Task to carry out — Read through the data and report every line in which the word "Liste" occurs.

Exercise material —
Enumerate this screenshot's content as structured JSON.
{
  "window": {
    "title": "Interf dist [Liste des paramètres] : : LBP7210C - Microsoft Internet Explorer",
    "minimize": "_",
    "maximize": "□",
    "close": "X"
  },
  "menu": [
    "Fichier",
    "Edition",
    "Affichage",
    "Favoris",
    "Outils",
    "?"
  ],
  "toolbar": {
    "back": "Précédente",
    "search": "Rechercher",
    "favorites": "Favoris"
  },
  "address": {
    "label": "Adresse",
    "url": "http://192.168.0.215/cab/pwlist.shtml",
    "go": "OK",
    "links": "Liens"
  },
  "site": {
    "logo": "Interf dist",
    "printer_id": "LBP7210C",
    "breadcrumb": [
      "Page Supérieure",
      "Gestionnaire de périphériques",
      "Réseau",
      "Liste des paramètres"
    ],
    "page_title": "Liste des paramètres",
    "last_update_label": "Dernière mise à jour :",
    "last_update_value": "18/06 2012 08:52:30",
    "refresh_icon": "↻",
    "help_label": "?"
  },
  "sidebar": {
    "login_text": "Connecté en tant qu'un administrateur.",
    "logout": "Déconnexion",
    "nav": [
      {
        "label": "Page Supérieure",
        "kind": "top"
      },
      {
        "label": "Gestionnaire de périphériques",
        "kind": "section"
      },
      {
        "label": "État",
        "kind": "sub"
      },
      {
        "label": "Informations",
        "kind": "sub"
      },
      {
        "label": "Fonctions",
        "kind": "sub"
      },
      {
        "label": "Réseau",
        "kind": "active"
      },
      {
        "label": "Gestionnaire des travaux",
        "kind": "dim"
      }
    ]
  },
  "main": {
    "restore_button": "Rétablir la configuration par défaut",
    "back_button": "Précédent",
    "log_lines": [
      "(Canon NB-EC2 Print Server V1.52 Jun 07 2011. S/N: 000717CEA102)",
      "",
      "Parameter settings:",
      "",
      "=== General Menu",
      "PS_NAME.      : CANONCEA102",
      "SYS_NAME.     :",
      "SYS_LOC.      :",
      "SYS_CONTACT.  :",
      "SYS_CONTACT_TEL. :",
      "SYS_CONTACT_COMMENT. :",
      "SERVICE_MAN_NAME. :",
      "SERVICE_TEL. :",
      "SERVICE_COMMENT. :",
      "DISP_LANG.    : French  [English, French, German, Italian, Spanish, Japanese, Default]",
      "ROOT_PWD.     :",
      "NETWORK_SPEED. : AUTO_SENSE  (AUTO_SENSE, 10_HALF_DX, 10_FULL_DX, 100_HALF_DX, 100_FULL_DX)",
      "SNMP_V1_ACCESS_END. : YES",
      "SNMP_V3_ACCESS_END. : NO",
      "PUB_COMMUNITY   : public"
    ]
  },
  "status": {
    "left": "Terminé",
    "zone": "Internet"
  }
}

Answer area —
    "title": "Interf dist [Liste des paramètres] : : LBP7210C - Microsoft Internet Explorer",
      "Liste des paramètres"
    "page_title": "Liste des paramètres",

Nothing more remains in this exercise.